Send to

Choose Destination
Diabetes Metab. 2004 Nov;30(5):459-63.

Genetic study of the CD36 gene in a French diabetic population.

Author information

Institute of Biology-CNRS 8090, Pasteur Institute of Lille, France.



CD36 is a multifunctional membrane receptor widely expressed in different tissues which binds and internalizes oxidized low-density lipoprotein. In rodents, CD36 gene variations modulate glucose homeostasis and contribute to metabolic syndrome associated with type 2 diabetes but the effects in human are unknown.


We screened the entire coding sequence of the CD36 gene in 272 individuals and we genotyped both rare and frequent variants in 454 T2D subjects and 221 controls.


We detected five mutations, P191P and N247S were only found each in one family and did not segregate with diabetes, the three others (A/C-178 in the promoter, A/G-10 in intron 3 and (GGGTTGAGA) insertion in intron 13) being equally frequent in diabetic subjects and in controls. However, adiponectin levels, a marker for insulin sensitivity, were significantly associated with the -178 A/C promoter variant allele (p=0.003, p corrected for multiple testing=0.036), possibly reflecting association with insulin-resistance in the French population.


Thus, the -178 A/C SNP promoter mutation in the CD36 gene represents a putative genetic marker for insulin-resistance in the French population, although it does not appear to contribute to the genetic risk for T2D.

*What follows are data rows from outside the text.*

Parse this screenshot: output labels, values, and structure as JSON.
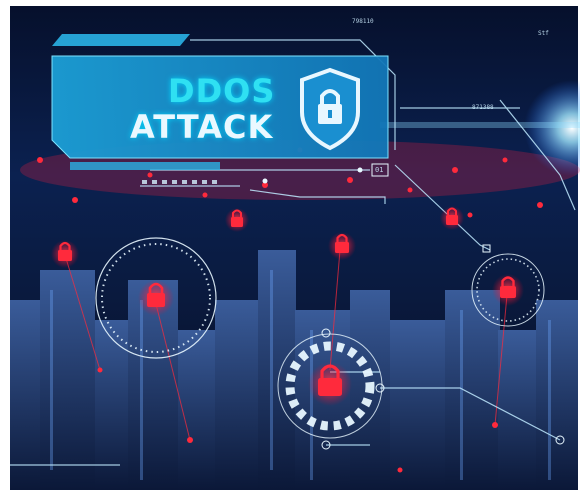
{
  "headline": {
    "line1": "DDOS",
    "line2": "ATTACK"
  },
  "hud_readouts": [
    "798110",
    "871388",
    "Stf"
  ],
  "hud_tag": "01",
  "colors": {
    "cyan": "#2fe0f2",
    "panel": "#1aa9d8",
    "lock_red": "#ff2a3c",
    "night_blue": "#0a1a3c",
    "white_text": "#eaf8ff"
  },
  "icons": [
    "shield-lock-icon",
    "padlock-icon"
  ]
}
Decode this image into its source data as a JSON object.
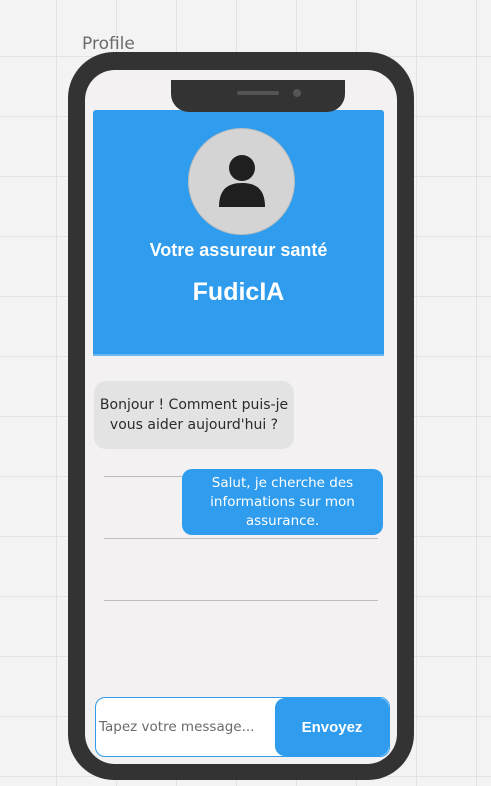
{
  "canvas": {
    "frame_label": "Profile"
  },
  "header": {
    "title": "Votre assureur santé",
    "name": "FudicIA",
    "avatar_icon": "user-icon"
  },
  "chat": {
    "messages": [
      {
        "sender": "bot",
        "text": "Bonjour ! Comment puis-je vous aider aujourd'hui ?"
      },
      {
        "sender": "user",
        "text": "Salut, je cherche des informations sur mon assurance."
      }
    ]
  },
  "composer": {
    "placeholder": "Tapez votre message...",
    "value": "",
    "send_label": "Envoyez"
  },
  "colors": {
    "accent": "#2f9cee",
    "phone_body": "#333333",
    "screen_bg": "#f3f1f1",
    "bot_bubble": "#e3e3e3"
  }
}
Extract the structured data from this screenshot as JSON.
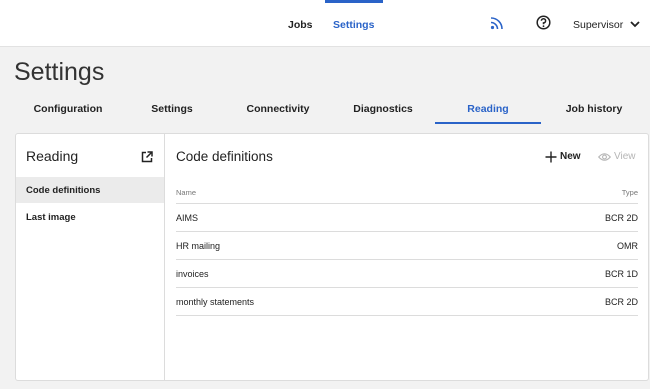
{
  "topbar": {
    "nav": [
      {
        "label": "Jobs",
        "active": false
      },
      {
        "label": "Settings",
        "active": true
      }
    ],
    "icons": {
      "feed": "rss-icon",
      "help": "help-icon",
      "user_menu": "chevron-down-icon"
    },
    "user_label": "Supervisor"
  },
  "page": {
    "title": "Settings"
  },
  "tabs": [
    {
      "label": "Configuration",
      "active": false
    },
    {
      "label": "Settings",
      "active": false
    },
    {
      "label": "Connectivity",
      "active": false
    },
    {
      "label": "Diagnostics",
      "active": false
    },
    {
      "label": "Reading",
      "active": true
    },
    {
      "label": "Job history",
      "active": false
    }
  ],
  "sidebar": {
    "title": "Reading",
    "open_icon": "external-link-icon",
    "items": [
      {
        "label": "Code definitions",
        "selected": true
      },
      {
        "label": "Last image",
        "selected": false
      }
    ]
  },
  "main": {
    "title": "Code definitions",
    "actions": {
      "new_label": "New",
      "view_label": "View",
      "view_enabled": false
    },
    "table": {
      "columns": [
        "Name",
        "Type"
      ],
      "rows": [
        {
          "name": "AIMS",
          "type": "BCR 2D"
        },
        {
          "name": "HR mailing",
          "type": "OMR"
        },
        {
          "name": "invoices",
          "type": "BCR 1D"
        },
        {
          "name": "monthly statements",
          "type": "BCR 2D"
        }
      ]
    }
  },
  "colors": {
    "accent": "#2a63c8",
    "disabled": "#b5b5b5",
    "background": "#f2f2f2"
  }
}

[Indexed for MEDLINE]

Supplemental Content

Full text links

Icon for Elsevier Science
Loading ...
Support Center